Phenomenology of Feeling

In much philosophical and scientific debate over the last few centuries, the concept of thought has taken precedence over that of feeling. Feeling has been considered  disreputable as an academic subject. This presents a problem for a field such as psychotherapy operating, as it does, in the flux of the relational field.

James emphasizes introspection as the key method of inquiry in psychology, perhaps most clearly in relation to phenomenology. Efforts at reflection on mental states lead to the conclusion that there are no conscious mental states without feeling. Feeling is inextricably bound with the concept of self and is necessary to any consideration of self. Conceptual language, in contrast, is not related in such a way to self. Rather we are "thrown" into a sea of language gradually appropriated and used by the self.

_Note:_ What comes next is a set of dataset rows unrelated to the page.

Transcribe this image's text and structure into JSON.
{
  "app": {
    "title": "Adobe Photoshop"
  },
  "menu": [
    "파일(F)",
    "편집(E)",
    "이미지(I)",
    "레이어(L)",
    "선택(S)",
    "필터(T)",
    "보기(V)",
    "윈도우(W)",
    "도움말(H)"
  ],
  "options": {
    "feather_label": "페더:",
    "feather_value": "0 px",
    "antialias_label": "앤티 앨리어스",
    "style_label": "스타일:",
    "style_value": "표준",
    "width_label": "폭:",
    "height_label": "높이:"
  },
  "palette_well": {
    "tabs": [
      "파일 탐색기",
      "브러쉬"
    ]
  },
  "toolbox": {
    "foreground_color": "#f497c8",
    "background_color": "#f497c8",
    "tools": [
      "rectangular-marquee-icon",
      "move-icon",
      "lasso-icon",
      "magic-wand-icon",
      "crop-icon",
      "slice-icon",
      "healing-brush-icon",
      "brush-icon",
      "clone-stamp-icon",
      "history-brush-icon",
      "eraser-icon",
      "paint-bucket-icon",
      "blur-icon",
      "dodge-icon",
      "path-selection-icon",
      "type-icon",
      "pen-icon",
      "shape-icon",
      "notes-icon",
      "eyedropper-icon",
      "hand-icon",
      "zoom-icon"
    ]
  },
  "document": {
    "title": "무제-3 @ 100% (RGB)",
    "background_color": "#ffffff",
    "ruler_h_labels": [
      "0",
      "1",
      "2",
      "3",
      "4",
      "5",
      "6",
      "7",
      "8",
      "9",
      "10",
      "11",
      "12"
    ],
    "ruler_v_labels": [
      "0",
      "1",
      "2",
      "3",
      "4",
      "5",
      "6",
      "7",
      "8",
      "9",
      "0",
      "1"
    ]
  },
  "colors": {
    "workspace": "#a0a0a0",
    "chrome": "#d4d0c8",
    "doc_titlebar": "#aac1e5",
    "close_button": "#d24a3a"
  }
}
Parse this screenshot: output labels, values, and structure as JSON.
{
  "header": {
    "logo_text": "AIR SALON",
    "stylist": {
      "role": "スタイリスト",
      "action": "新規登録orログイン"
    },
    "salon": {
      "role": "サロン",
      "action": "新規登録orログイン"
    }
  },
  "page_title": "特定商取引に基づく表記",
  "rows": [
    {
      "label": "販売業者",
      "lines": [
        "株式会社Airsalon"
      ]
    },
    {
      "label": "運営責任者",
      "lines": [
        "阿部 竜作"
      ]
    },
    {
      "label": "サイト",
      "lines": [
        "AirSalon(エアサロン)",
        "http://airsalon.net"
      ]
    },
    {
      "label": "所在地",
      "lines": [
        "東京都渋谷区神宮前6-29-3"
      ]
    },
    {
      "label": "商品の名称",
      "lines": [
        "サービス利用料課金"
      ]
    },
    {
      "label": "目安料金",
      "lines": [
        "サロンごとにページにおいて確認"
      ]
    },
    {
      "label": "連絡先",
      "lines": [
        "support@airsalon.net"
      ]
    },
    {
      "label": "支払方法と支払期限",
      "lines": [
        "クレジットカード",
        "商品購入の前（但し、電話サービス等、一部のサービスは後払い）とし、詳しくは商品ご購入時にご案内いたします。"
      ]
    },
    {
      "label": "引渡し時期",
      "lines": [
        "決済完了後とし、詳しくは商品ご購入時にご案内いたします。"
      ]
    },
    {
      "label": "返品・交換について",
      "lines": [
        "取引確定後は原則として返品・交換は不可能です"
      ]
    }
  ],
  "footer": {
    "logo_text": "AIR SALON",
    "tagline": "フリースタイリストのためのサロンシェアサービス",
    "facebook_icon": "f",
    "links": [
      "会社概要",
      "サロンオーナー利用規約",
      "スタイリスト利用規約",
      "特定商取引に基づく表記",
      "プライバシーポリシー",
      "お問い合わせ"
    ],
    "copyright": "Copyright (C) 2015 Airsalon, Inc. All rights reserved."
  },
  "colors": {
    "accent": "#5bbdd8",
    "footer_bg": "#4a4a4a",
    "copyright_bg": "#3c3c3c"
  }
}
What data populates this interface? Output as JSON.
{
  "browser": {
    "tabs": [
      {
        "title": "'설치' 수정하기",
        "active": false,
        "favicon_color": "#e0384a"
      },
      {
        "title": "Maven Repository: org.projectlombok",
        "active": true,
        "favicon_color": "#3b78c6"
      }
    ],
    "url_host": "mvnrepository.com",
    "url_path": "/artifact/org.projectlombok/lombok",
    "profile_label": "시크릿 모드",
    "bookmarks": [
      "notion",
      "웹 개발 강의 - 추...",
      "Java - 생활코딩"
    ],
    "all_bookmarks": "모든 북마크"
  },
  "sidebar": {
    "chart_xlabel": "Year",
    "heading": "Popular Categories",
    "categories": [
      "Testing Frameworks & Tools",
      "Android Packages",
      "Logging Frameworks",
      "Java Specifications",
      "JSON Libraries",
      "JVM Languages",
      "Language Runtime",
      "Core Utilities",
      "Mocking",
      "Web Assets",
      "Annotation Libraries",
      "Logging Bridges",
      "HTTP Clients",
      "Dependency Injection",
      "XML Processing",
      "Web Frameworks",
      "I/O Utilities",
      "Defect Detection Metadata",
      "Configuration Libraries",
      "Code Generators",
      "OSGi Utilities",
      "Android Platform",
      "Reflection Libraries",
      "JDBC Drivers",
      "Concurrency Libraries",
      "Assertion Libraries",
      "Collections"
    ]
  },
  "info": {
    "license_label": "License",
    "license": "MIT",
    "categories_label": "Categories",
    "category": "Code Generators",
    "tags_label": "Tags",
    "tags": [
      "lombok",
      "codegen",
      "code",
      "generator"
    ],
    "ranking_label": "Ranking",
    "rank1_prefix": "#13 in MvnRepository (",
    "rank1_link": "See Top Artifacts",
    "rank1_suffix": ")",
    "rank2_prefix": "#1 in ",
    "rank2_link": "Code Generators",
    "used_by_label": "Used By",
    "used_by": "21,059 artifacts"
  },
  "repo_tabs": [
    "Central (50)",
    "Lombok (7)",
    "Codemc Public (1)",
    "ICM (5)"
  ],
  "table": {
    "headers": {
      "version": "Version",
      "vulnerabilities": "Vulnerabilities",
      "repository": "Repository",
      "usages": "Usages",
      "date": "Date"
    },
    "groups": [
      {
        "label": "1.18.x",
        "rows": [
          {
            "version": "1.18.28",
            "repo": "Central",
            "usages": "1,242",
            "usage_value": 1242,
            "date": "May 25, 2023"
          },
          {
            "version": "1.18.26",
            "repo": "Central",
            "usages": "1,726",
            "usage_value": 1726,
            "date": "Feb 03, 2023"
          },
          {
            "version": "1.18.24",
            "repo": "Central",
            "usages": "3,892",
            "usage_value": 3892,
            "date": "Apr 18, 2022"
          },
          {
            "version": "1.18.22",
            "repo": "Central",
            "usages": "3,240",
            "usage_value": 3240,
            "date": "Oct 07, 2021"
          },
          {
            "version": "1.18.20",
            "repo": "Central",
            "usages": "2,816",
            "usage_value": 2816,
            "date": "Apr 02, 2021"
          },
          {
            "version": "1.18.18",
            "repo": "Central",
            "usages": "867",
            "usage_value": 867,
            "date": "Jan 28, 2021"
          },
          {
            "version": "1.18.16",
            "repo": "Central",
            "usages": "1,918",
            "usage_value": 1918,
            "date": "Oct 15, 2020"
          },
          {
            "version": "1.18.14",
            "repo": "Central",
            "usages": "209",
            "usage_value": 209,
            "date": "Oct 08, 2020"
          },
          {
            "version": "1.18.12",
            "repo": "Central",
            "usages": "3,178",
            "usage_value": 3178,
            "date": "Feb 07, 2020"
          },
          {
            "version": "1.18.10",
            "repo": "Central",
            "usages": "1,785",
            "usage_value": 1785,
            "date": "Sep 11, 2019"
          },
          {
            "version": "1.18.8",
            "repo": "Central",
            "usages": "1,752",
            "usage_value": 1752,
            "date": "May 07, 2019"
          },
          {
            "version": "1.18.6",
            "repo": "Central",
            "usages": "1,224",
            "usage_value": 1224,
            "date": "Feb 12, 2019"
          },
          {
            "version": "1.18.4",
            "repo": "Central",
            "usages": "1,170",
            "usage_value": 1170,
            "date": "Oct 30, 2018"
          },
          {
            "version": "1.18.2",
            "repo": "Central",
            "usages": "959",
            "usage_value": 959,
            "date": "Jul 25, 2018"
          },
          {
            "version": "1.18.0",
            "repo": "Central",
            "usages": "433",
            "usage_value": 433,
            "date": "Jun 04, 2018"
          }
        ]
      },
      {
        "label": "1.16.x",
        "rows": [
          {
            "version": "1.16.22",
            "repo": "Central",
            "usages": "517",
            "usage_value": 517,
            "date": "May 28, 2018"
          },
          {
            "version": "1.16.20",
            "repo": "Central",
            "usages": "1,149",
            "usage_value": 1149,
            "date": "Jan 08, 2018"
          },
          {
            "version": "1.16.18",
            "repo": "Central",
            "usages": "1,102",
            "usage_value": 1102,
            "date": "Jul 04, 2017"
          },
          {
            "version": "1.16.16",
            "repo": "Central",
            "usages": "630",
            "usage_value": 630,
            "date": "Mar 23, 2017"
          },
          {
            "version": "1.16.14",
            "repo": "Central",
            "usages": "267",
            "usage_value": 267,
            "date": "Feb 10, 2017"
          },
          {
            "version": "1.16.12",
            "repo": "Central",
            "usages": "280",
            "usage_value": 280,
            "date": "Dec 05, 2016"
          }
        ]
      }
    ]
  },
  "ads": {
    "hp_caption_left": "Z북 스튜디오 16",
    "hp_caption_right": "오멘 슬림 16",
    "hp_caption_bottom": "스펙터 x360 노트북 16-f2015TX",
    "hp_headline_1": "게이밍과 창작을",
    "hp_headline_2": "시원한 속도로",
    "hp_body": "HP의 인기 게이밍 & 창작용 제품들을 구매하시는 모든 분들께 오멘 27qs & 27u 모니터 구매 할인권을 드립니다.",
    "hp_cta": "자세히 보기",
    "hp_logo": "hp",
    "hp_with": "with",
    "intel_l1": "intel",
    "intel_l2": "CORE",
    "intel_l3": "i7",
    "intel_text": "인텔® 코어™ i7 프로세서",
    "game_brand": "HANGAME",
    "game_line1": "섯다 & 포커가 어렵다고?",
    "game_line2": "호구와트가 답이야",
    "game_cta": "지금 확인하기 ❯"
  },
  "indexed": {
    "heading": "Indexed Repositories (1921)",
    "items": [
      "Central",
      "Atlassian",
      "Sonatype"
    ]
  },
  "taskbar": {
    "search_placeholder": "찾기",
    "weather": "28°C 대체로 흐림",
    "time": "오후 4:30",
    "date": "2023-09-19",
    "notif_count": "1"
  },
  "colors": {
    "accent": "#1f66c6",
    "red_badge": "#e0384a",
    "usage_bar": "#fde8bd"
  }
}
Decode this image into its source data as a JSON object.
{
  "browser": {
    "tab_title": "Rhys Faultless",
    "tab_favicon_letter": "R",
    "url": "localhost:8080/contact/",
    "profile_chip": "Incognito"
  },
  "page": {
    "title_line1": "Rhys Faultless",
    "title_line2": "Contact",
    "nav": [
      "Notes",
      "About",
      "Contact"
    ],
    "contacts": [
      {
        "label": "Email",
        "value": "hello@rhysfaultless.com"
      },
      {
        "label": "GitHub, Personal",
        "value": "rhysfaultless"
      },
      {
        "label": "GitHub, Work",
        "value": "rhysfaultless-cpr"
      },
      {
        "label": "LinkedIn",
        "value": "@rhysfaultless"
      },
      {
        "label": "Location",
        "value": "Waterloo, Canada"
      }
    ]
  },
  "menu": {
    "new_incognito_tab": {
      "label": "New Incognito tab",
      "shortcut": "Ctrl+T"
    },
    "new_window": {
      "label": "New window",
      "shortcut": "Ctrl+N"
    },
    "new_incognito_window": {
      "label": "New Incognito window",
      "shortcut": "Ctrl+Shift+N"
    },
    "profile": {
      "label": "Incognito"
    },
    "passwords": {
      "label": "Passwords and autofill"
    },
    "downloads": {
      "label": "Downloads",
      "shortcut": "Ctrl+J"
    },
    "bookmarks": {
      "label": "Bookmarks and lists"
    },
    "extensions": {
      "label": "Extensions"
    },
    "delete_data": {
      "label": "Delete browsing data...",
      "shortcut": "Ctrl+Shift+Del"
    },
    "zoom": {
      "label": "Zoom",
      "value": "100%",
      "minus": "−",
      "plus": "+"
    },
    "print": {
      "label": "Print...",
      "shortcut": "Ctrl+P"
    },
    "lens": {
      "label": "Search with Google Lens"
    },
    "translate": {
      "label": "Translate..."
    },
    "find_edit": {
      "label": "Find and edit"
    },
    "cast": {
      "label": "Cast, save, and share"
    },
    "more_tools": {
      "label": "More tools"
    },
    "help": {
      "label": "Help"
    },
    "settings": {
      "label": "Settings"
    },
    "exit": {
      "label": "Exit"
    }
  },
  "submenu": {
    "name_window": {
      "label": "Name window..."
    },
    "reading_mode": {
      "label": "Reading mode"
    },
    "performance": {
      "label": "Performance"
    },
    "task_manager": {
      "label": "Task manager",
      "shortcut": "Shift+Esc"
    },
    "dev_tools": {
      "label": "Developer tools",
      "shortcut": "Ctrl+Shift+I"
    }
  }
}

This paper cannot hope to cover its topic in a comprehensive way. Rather, through reference particularly to the work of James, Heidegger and Jung some tentative conclusions are reached about the relation of feeling, thought and language. In particular feeling is identified as the ground for a sense of self and for the flow of thought. The growth of self-feeling requires nurture in the relational field of self and other.

Speakers: Anthony Korner
Conference: Demo
Areas of Interest / Categories: Phenomenology